The main advantage of this treatment is to prevent tumour growth and preserve any residual hearing. It tends to shrink rather than remove or destroy the acoustic neuroma. It can be used for very small tumours.
Complications can be thought of as:
Fewer than 5 in every 100 acoustic neuromas recur (come back). So it is uncommon, but possible. It is more likely if you have NF2. It could cause any of the symptoms mentioned earlier, or any of the complications.
After treatment for acoustic neuroma you will generally be followed up in an outpatient clinic to check for any symptoms or signs of a recurrence.
If you hold a Group 1 entitlement driving licence (car or motorbike) then you do not need to notify the DVLA of your condition, unless you experience sudden and disabling giddiness.
If you hold a Group 2 entitlement driving licence (lorries and buses), you also do not need to inform the DVLA of your condition, unless you experience disabling giddiness or the condition is bilateral (affects the left and right acoustic nerve).
The outlook is generally very good, particularly as it is a benign tumour. It is generally very suitable for treatment and complications are uncommon. A degree of hearing loss in one ear after treatment, should, however, be expected.

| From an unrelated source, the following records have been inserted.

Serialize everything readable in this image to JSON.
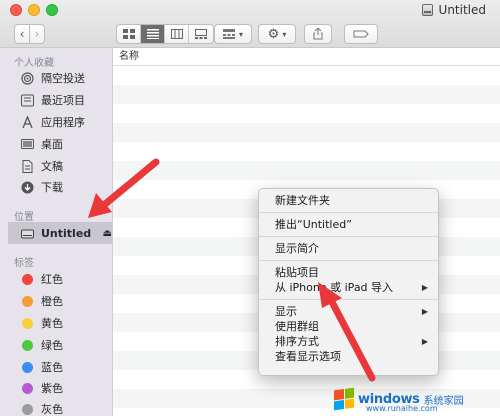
{
  "window": {
    "title": "Untitled"
  },
  "sidebar": {
    "favorites_header": "个人收藏",
    "favorites": [
      {
        "label": "隔空投送",
        "icon": "airdrop-icon"
      },
      {
        "label": "最近项目",
        "icon": "recents-icon"
      },
      {
        "label": "应用程序",
        "icon": "applications-icon"
      },
      {
        "label": "桌面",
        "icon": "desktop-icon"
      },
      {
        "label": "文稿",
        "icon": "documents-icon"
      },
      {
        "label": "下载",
        "icon": "downloads-icon"
      }
    ],
    "locations_header": "位置",
    "locations": [
      {
        "label": "Untitled",
        "icon": "drive-icon"
      }
    ],
    "tags_header": "标签",
    "tags": [
      {
        "label": "红色",
        "color": "#f2433f"
      },
      {
        "label": "橙色",
        "color": "#f79a38"
      },
      {
        "label": "黄色",
        "color": "#f8cf3c"
      },
      {
        "label": "绿色",
        "color": "#4cc93f"
      },
      {
        "label": "蓝色",
        "color": "#3b8df2"
      },
      {
        "label": "紫色",
        "color": "#b75bd5"
      },
      {
        "label": "灰色",
        "color": "#9c9c9e"
      }
    ]
  },
  "content": {
    "column_name": "名称"
  },
  "context_menu": {
    "items": [
      {
        "label": "新建文件夹",
        "submenu": false
      },
      {
        "label": "推出“Untitled”",
        "submenu": false
      },
      {
        "label": "显示简介",
        "submenu": false
      },
      {
        "label": "粘贴项目",
        "submenu": false
      },
      {
        "label": "从 iPhone 或 iPad 导入",
        "submenu": true
      },
      {
        "label": "显示",
        "submenu": true
      },
      {
        "label": "使用群组",
        "submenu": false
      },
      {
        "label": "排序方式",
        "submenu": true
      },
      {
        "label": "查看显示选项",
        "submenu": false
      }
    ]
  },
  "watermark": {
    "brand": "windows",
    "brand_cn": "系统家园",
    "url": "www.runaihe.com"
  },
  "colors": {
    "arrow": "#e8383a",
    "sidebar_bg": "#e6e3ea",
    "sidebar_selected": "#c9c6cf"
  }
}
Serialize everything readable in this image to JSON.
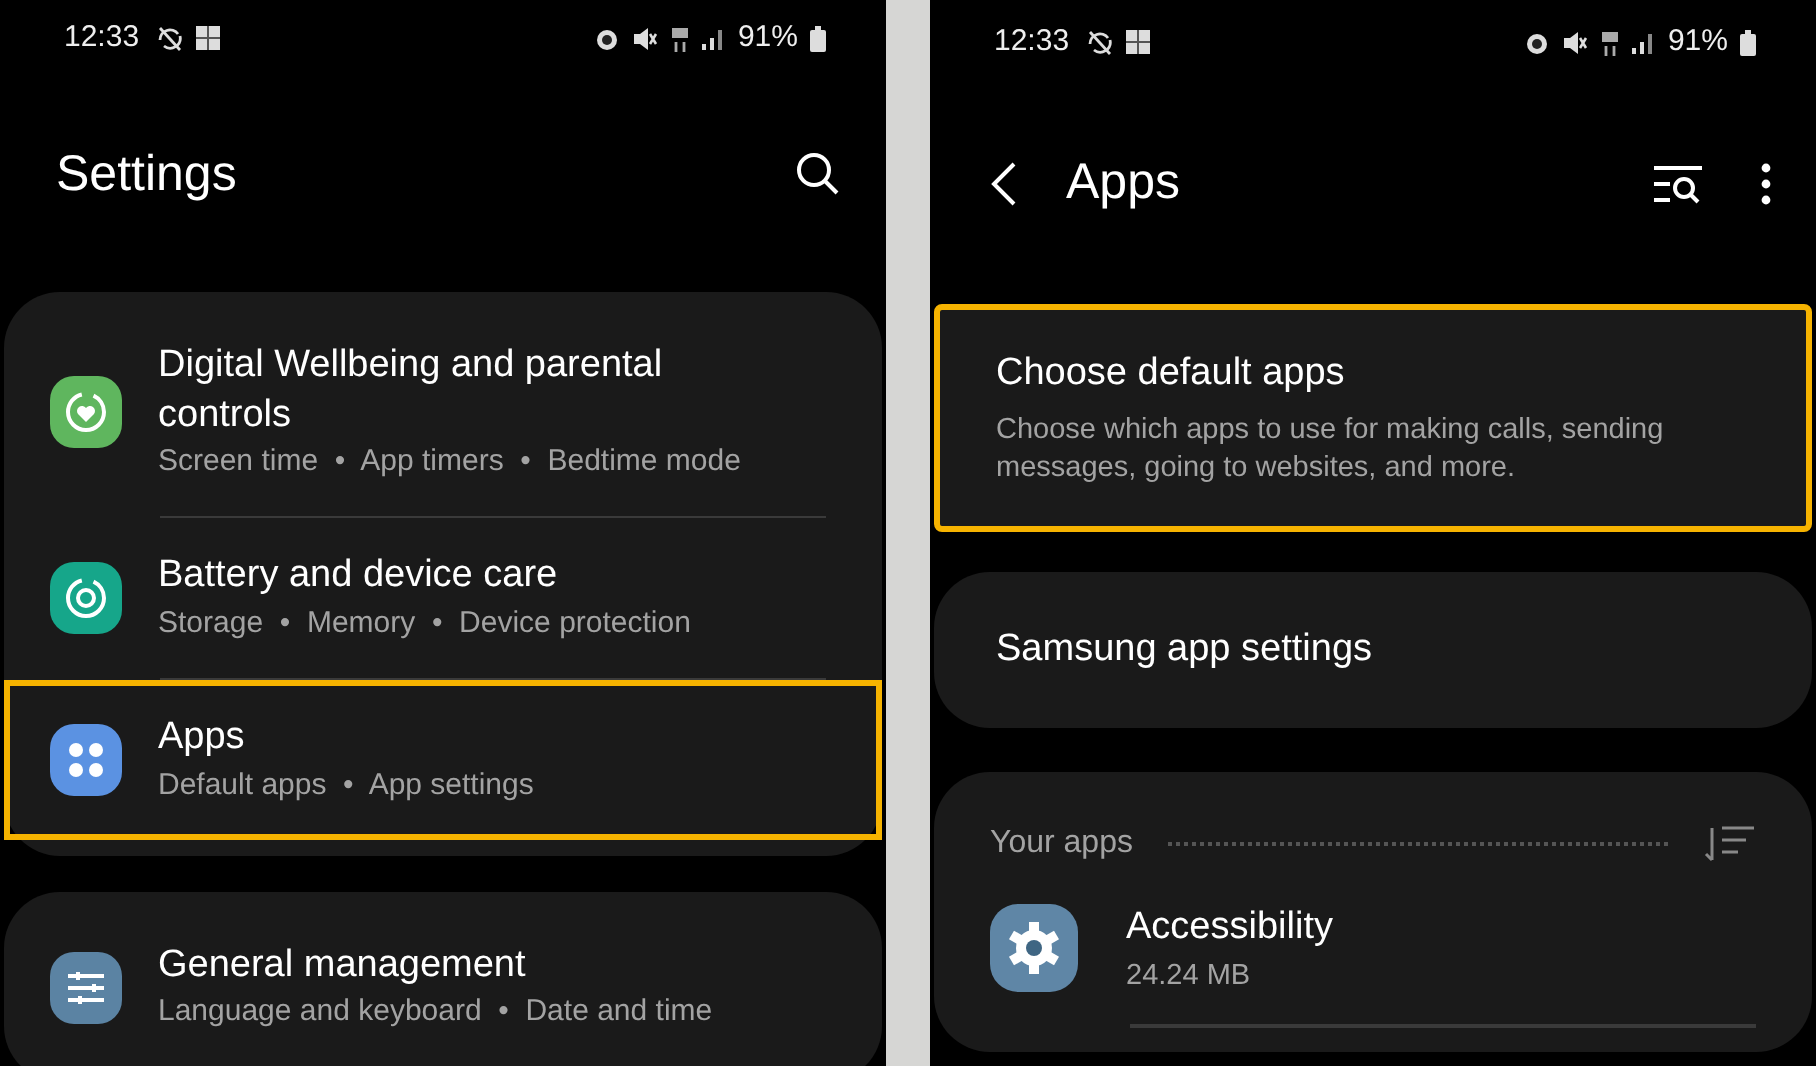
{
  "settings_screen": {
    "status_bar": {
      "time": "12:33",
      "battery": "91%"
    },
    "title": "Settings",
    "groups": [
      [
        {
          "title": "Digital Wellbeing and parental controls",
          "subtitle": "Screen time  •  App timers  •  Bedtime mode",
          "color": "#5fb65e",
          "highlighted": false
        },
        {
          "title": "Battery and device care",
          "subtitle": "Storage  •  Memory  •  Device protection",
          "color": "#16a68a",
          "highlighted": false
        },
        {
          "title": "Apps",
          "subtitle": "Default apps  •  App settings",
          "color": "#5b92e2",
          "highlighted": true
        }
      ],
      [
        {
          "title": "General management",
          "subtitle": "Language and keyboard  •  Date and time",
          "color": "#5b83a3",
          "highlighted": false
        }
      ]
    ]
  },
  "apps_screen": {
    "status_bar": {
      "time": "12:33",
      "battery": "91%"
    },
    "title": "Apps",
    "cards": [
      {
        "title": "Choose default apps",
        "subtitle": "Choose which apps to use for making calls, sending messages, going to websites, and more.",
        "highlighted": true
      },
      {
        "title": "Samsung app settings",
        "highlighted": false
      }
    ],
    "your_apps": {
      "heading": "Your apps",
      "apps": [
        {
          "name": "Accessibility",
          "size": "24.24 MB"
        }
      ]
    }
  }
}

A site designed and developed by people affected by acoustic neuroma. There are public areas to the website and an opportunity to become a member of the association.
Formerly the RNID, they are a charitable organisation working on behalf of the UK's 9 million deaf and hard of hearing people. The website offers support, information and even an online shop for products to assist people with impaired hearing.
A UK-based organisation offering support and information for people affected by the diseases neurofibromatosis 1 and 2.